Christopher McQuarrie takes over direction duties from Bird (he’s credited with the screenplay too). I had to look the name up, and discovered he wrote The Usual Suspects and Edge of Tomorrow, which also feature Cruise. Then on Wednesday he was getting mentioned all over the place in connection with the vacancy on Bond 25 created by Danny Boyle’s (regrettable) departure.
Once again there’s a strong sense of it being a sequel – the plot of Ghost Protocol is referenced right at the start. However Hunt’s wife isn’t even mentioned in this one. I hope she didn’t mind him going and hiding in Paris for 6 months… (we get no indication at any point he even thinks of her…) There’s a fair bit of rather hammy inauthentic politicking in front of some sort of committee – I think we can lay the blame for that one at the door of Skyfall which came out between these films. Alec Baldwin does a bit as the hostile director of the CIA. Tom Hollander is good value as the British PM – not, as far as I could detect, intended to be Cameron.
I’ve enjoyed the various takes on Lalo Schifrin’s famous theme in the previous films, but Joe Kraemer is the first composer to take advantage of it by properly weaving it into his score. Not only that, but he also adopts a little of Puccini’s Nessun Dorma as a theme for Ilsa after her operatic escapades. Fans of Doctor Who trivial will probably be aware that Kraemer is the only Mission Impossible composer also to have provided the music for Big Finish audios.

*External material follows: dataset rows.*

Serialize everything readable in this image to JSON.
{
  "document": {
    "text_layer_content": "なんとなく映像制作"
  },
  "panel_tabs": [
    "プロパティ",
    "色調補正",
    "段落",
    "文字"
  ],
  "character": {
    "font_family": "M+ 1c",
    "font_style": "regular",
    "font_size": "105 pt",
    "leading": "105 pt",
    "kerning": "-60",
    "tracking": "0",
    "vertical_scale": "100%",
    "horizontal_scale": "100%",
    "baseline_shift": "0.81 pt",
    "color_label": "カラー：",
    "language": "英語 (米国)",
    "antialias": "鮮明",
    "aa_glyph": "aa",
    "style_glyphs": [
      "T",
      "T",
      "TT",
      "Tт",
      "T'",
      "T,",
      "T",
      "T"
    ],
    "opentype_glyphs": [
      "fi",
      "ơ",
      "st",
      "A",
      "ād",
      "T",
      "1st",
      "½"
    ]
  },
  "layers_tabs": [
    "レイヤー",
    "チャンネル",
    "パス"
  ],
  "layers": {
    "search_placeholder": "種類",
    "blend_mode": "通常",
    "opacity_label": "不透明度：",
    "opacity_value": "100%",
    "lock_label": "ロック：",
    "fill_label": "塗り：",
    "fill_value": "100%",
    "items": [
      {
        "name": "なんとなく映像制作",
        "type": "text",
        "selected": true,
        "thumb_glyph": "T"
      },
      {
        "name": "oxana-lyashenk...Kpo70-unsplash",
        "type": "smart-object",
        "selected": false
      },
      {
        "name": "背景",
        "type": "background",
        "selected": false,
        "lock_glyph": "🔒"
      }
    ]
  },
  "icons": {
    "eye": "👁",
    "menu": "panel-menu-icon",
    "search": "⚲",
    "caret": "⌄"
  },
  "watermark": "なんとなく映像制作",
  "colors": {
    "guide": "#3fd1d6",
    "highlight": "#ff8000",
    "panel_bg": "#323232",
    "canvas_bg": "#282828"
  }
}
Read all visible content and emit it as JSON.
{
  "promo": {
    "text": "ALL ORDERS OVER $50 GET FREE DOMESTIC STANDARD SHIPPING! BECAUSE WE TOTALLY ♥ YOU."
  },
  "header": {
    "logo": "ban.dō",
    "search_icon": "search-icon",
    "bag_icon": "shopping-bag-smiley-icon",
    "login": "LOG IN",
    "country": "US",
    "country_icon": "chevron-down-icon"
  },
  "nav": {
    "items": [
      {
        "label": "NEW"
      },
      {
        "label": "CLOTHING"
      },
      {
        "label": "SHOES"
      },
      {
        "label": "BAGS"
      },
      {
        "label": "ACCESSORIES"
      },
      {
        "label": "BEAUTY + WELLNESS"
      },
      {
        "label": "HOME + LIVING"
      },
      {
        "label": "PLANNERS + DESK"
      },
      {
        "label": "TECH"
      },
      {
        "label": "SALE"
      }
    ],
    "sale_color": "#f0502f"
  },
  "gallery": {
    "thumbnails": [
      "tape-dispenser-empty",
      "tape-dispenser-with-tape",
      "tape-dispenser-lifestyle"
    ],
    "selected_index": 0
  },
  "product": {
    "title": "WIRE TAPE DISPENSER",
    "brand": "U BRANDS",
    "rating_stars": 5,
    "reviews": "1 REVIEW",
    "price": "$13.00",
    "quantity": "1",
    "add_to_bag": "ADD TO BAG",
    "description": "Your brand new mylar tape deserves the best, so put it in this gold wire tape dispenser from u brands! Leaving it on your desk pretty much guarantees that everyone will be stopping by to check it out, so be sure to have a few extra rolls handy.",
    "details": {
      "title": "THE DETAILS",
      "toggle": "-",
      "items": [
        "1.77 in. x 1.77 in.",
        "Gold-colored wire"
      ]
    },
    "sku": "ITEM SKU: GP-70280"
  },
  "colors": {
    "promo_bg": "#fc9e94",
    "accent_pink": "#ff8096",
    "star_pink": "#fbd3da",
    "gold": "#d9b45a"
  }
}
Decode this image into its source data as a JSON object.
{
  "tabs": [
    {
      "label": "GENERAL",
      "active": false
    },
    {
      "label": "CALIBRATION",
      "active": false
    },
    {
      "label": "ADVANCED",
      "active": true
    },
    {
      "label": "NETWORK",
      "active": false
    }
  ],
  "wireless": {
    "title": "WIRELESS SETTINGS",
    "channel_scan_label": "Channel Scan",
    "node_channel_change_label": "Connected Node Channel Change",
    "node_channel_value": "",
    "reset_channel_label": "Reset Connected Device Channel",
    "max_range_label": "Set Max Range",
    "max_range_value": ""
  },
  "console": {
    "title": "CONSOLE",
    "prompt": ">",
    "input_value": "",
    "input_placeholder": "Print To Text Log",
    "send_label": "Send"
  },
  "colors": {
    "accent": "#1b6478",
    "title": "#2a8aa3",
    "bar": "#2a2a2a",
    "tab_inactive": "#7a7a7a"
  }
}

Generally the style is similar to Ghost Protocol and but for one thing there’d be little to choose between the two films – maybe this one suffers from a smaller team (Patton has disappeared without explanation) with less intrigue. The one thing Rogue Nation does have, however, is Rebecca Ferguson. As an MI6 agent of dubious intention and a faint accent (Wikipedia tells me she’s Swedish) Ferguson dominates every scene, in control of every encounter whether it is with the ‘syndicate’ or IMF. She fights with extraordinary grace, speed and physical dexterity. She faces down the (rather beige) antagonist without fear or hesitation. She is the driving force throughout. The film itself may not be the greatest, but she is, and if there were a spin-off based around Ferguson’s Ilsa Faust I’d be there for it, no question.